→ Work to complete
Could you please repeat the data below word for word?

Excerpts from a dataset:
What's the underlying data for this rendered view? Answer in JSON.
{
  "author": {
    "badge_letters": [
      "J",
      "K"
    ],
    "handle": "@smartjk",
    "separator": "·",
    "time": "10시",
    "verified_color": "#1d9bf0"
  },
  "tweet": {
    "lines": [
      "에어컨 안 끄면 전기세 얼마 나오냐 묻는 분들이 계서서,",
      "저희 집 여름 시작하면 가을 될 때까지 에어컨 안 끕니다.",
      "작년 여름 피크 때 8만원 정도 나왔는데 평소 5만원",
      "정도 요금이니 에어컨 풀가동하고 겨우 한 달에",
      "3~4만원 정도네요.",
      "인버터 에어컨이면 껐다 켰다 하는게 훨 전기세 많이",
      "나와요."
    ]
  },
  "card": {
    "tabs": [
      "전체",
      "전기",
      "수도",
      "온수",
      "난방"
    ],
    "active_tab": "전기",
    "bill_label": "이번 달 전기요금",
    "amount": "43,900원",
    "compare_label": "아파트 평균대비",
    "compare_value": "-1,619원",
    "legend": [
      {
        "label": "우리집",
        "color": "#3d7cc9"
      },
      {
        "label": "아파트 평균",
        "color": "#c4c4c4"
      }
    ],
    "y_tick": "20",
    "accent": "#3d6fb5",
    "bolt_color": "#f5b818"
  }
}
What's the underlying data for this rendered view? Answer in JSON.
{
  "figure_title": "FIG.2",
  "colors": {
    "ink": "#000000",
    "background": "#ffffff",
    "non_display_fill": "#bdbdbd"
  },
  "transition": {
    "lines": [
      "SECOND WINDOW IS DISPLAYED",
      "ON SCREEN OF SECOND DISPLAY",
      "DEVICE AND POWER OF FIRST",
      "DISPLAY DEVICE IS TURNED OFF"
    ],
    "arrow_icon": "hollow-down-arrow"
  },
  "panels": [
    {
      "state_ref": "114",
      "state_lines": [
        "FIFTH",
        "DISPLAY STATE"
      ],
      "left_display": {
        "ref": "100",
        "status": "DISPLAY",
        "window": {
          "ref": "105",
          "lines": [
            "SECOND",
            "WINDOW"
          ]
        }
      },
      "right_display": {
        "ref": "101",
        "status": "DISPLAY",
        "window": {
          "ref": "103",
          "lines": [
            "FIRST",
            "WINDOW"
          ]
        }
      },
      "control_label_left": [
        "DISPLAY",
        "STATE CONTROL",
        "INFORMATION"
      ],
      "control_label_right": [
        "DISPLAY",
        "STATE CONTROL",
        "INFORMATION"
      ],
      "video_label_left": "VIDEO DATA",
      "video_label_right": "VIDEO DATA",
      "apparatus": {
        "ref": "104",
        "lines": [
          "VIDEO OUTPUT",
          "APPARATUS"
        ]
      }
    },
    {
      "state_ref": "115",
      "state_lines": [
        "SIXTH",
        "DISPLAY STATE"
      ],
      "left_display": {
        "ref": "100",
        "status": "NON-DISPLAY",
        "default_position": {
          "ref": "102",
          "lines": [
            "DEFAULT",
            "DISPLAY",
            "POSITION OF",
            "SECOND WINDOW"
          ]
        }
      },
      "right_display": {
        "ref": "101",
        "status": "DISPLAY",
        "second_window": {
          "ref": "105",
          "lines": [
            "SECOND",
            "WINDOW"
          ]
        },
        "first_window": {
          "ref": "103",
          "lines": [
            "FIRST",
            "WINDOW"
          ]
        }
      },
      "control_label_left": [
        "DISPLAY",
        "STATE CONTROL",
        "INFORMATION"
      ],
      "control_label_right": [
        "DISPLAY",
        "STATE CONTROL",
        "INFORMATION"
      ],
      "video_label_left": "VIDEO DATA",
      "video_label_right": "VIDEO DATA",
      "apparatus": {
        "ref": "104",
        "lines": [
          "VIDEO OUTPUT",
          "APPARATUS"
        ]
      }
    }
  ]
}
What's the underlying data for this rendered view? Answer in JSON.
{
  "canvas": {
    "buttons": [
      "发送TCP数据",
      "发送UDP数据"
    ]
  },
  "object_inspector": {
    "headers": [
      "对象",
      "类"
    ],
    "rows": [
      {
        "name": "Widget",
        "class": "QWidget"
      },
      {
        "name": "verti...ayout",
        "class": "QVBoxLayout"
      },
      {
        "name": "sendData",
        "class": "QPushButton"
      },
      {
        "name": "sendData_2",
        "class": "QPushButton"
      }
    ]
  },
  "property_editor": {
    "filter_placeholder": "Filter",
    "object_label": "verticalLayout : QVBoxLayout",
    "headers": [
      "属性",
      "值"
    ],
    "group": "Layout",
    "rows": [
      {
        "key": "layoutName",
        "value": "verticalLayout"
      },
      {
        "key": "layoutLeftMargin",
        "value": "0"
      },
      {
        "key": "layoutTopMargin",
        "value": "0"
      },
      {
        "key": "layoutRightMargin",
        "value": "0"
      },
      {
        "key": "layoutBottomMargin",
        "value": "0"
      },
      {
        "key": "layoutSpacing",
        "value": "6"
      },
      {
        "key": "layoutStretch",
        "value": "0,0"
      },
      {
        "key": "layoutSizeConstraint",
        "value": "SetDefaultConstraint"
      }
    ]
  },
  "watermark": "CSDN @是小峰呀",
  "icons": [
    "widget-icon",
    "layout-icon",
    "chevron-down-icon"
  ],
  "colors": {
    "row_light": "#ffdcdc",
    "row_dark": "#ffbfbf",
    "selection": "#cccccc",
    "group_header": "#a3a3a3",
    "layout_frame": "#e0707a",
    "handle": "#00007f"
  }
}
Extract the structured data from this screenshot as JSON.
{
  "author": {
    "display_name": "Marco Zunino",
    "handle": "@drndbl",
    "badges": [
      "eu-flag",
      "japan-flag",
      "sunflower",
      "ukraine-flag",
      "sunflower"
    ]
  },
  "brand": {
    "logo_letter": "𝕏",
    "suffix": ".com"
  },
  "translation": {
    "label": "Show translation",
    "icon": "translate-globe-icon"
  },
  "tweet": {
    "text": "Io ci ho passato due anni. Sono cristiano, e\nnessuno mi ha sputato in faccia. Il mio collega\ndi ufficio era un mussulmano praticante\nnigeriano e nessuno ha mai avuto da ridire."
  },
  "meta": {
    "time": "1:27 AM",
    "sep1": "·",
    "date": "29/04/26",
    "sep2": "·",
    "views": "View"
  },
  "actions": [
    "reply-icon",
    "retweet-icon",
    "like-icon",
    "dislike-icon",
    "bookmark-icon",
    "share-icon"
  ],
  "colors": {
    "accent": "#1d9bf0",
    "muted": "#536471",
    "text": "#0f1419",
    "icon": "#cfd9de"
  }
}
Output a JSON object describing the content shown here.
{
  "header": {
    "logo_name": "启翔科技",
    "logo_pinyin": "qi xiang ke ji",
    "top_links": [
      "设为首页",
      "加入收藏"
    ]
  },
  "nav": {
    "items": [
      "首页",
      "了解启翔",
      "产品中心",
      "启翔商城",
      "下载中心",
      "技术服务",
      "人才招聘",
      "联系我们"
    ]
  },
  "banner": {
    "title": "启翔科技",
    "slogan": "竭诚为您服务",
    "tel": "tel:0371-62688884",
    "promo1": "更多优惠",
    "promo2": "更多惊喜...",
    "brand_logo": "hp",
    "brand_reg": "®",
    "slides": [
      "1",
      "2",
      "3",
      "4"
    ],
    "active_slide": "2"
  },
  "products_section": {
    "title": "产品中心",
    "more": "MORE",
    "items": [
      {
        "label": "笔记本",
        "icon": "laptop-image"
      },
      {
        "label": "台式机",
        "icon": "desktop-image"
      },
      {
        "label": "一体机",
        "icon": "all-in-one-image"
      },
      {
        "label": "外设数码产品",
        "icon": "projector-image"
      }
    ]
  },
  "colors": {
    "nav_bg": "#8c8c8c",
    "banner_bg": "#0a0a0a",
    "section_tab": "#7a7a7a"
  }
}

→ Answer to this exercise
What's the underlying data for this rendered view? Answer in JSON.
{
  "author": {
    "badge_letters": [
      "J",
      "K"
    ],
    "handle": "@smartjk",
    "separator": "·",
    "time": "10시",
    "verified_color": "#1d9bf0"
  },
  "tweet": {
    "lines": [
      "에어컨 안 끄면 전기세 얼마 나오냐 묻는 분들이 계서서,",
      "저희 집 여름 시작하면 가을 될 때까지 에어컨 안 끕니다.",
      "작년 여름 피크 때 8만원 정도 나왔는데 평소 5만원",
      "정도 요금이니 에어컨 풀가동하고 겨우 한 달에",
      "3~4만원 정도네요.",
      "인버터 에어컨이면 껐다 켰다 하는게 훨 전기세 많이",
      "나와요."
    ]
  },
  "card": {
    "tabs": [
      "전체",
      "전기",
      "수도",
      "온수",
      "난방"
    ],
    "active_tab": "전기",
    "bill_label": "이번 달 전기요금",
    "amount": "43,900원",
    "compare_label": "아파트 평균대비",
    "compare_value": "-1,619원",
    "legend": [
      {
        "label": "우리집",
        "color": "#3d7cc9"
      },
      {
        "label": "아파트 평균",
        "color": "#c4c4c4"
      }
    ],
    "y_tick": "20",
    "accent": "#3d6fb5",
    "bolt_color": "#f5b818"
  }
}
What's the underlying data for this rendered view? Answer in JSON.
{
  "figure_title": "FIG.2",
  "colors": {
    "ink": "#000000",
    "background": "#ffffff",
    "non_display_fill": "#bdbdbd"
  },
  "transition": {
    "lines": [
      "SECOND WINDOW IS DISPLAYED",
      "ON SCREEN OF SECOND DISPLAY",
      "DEVICE AND POWER OF FIRST",
      "DISPLAY DEVICE IS TURNED OFF"
    ],
    "arrow_icon": "hollow-down-arrow"
  },
  "panels": [
    {
      "state_ref": "114",
      "state_lines": [
        "FIFTH",
        "DISPLAY STATE"
      ],
      "left_display": {
        "ref": "100",
        "status": "DISPLAY",
        "window": {
          "ref": "105",
          "lines": [
            "SECOND",
            "WINDOW"
          ]
        }
      },
      "right_display": {
        "ref": "101",
        "status": "DISPLAY",
        "window": {
          "ref": "103",
          "lines": [
            "FIRST",
            "WINDOW"
          ]
        }
      },
      "control_label_left": [
        "DISPLAY",
        "STATE CONTROL",
        "INFORMATION"
      ],
      "control_label_right": [
        "DISPLAY",
        "STATE CONTROL",
        "INFORMATION"
      ],
      "video_label_left": "VIDEO DATA",
      "video_label_right": "VIDEO DATA",
      "apparatus": {
        "ref": "104",
        "lines": [
          "VIDEO OUTPUT",
          "APPARATUS"
        ]
      }
    },
    {
      "state_ref": "115",
      "state_lines": [
        "SIXTH",
        "DISPLAY STATE"
      ],
      "left_display": {
        "ref": "100",
        "status": "NON-DISPLAY",
        "default_position": {
          "ref": "102",
          "lines": [
            "DEFAULT",
            "DISPLAY",
            "POSITION OF",
            "SECOND WINDOW"
          ]
        }
      },
      "right_display": {
        "ref": "101",
        "status": "DISPLAY",
        "second_window": {
          "ref": "105",
          "lines": [
            "SECOND",
            "WINDOW"
          ]
        },
        "first_window": {
          "ref": "103",
          "lines": [
            "FIRST",
            "WINDOW"
          ]
        }
      },
      "control_label_left": [
        "DISPLAY",
        "STATE CONTROL",
        "INFORMATION"
      ],
      "control_label_right": [
        "DISPLAY",
        "STATE CONTROL",
        "INFORMATION"
      ],
      "video_label_left": "VIDEO DATA",
      "video_label_right": "VIDEO DATA",
      "apparatus": {
        "ref": "104",
        "lines": [
          "VIDEO OUTPUT",
          "APPARATUS"
        ]
      }
    }
  ]
}
What's the underlying data for this rendered view? Answer in JSON.
{
  "canvas": {
    "buttons": [
      "发送TCP数据",
      "发送UDP数据"
    ]
  },
  "object_inspector": {
    "headers": [
      "对象",
      "类"
    ],
    "rows": [
      {
        "name": "Widget",
        "class": "QWidget"
      },
      {
        "name": "verti...ayout",
        "class": "QVBoxLayout"
      },
      {
        "name": "sendData",
        "class": "QPushButton"
      },
      {
        "name": "sendData_2",
        "class": "QPushButton"
      }
    ]
  },
  "property_editor": {
    "filter_placeholder": "Filter",
    "object_label": "verticalLayout : QVBoxLayout",
    "headers": [
      "属性",
      "值"
    ],
    "group": "Layout",
    "rows": [
      {
        "key": "layoutName",
        "value": "verticalLayout"
      },
      {
        "key": "layoutLeftMargin",
        "value": "0"
      },
      {
        "key": "layoutTopMargin",
        "value": "0"
      },
      {
        "key": "layoutRightMargin",
        "value": "0"
      },
      {
        "key": "layoutBottomMargin",
        "value": "0"
      },
      {
        "key": "layoutSpacing",
        "value": "6"
      },
      {
        "key": "layoutStretch",
        "value": "0,0"
      },
      {
        "key": "layoutSizeConstraint",
        "value": "SetDefaultConstraint"
      }
    ]
  },
  "watermark": "CSDN @是小峰呀",
  "icons": [
    "widget-icon",
    "layout-icon",
    "chevron-down-icon"
  ],
  "colors": {
    "row_light": "#ffdcdc",
    "row_dark": "#ffbfbf",
    "selection": "#cccccc",
    "group_header": "#a3a3a3",
    "layout_frame": "#e0707a",
    "handle": "#00007f"
  }
}
Extract the structured data from this screenshot as JSON.
{
  "author": {
    "display_name": "Marco Zunino",
    "handle": "@drndbl",
    "badges": [
      "eu-flag",
      "japan-flag",
      "sunflower",
      "ukraine-flag",
      "sunflower"
    ]
  },
  "brand": {
    "logo_letter": "𝕏",
    "suffix": ".com"
  },
  "translation": {
    "label": "Show translation",
    "icon": "translate-globe-icon"
  },
  "tweet": {
    "text": "Io ci ho passato due anni. Sono cristiano, e\nnessuno mi ha sputato in faccia. Il mio collega\ndi ufficio era un mussulmano praticante\nnigeriano e nessuno ha mai avuto da ridire."
  },
  "meta": {
    "time": "1:27 AM",
    "sep1": "·",
    "date": "29/04/26",
    "sep2": "·",
    "views": "View"
  },
  "actions": [
    "reply-icon",
    "retweet-icon",
    "like-icon",
    "dislike-icon",
    "bookmark-icon",
    "share-icon"
  ],
  "colors": {
    "accent": "#1d9bf0",
    "muted": "#536471",
    "text": "#0f1419",
    "icon": "#cfd9de"
  }
}
Output a JSON object describing the content shown here.
{
  "header": {
    "logo_name": "启翔科技",
    "logo_pinyin": "qi xiang ke ji",
    "top_links": [
      "设为首页",
      "加入收藏"
    ]
  },
  "nav": {
    "items": [
      "首页",
      "了解启翔",
      "产品中心",
      "启翔商城",
      "下载中心",
      "技术服务",
      "人才招聘",
      "联系我们"
    ]
  },
  "banner": {
    "title": "启翔科技",
    "slogan": "竭诚为您服务",
    "tel": "tel:0371-62688884",
    "promo1": "更多优惠",
    "promo2": "更多惊喜...",
    "brand_logo": "hp",
    "brand_reg": "®",
    "slides": [
      "1",
      "2",
      "3",
      "4"
    ],
    "active_slide": "2"
  },
  "products_section": {
    "title": "产品中心",
    "more": "MORE",
    "items": [
      {
        "label": "笔记本",
        "icon": "laptop-image"
      },
      {
        "label": "台式机",
        "icon": "desktop-image"
      },
      {
        "label": "一体机",
        "icon": "all-in-one-image"
      },
      {
        "label": "外设数码产品",
        "icon": "projector-image"
      }
    ]
  },
  "colors": {
    "nav_bg": "#8c8c8c",
    "banner_bg": "#0a0a0a",
    "section_tab": "#7a7a7a"
  }
}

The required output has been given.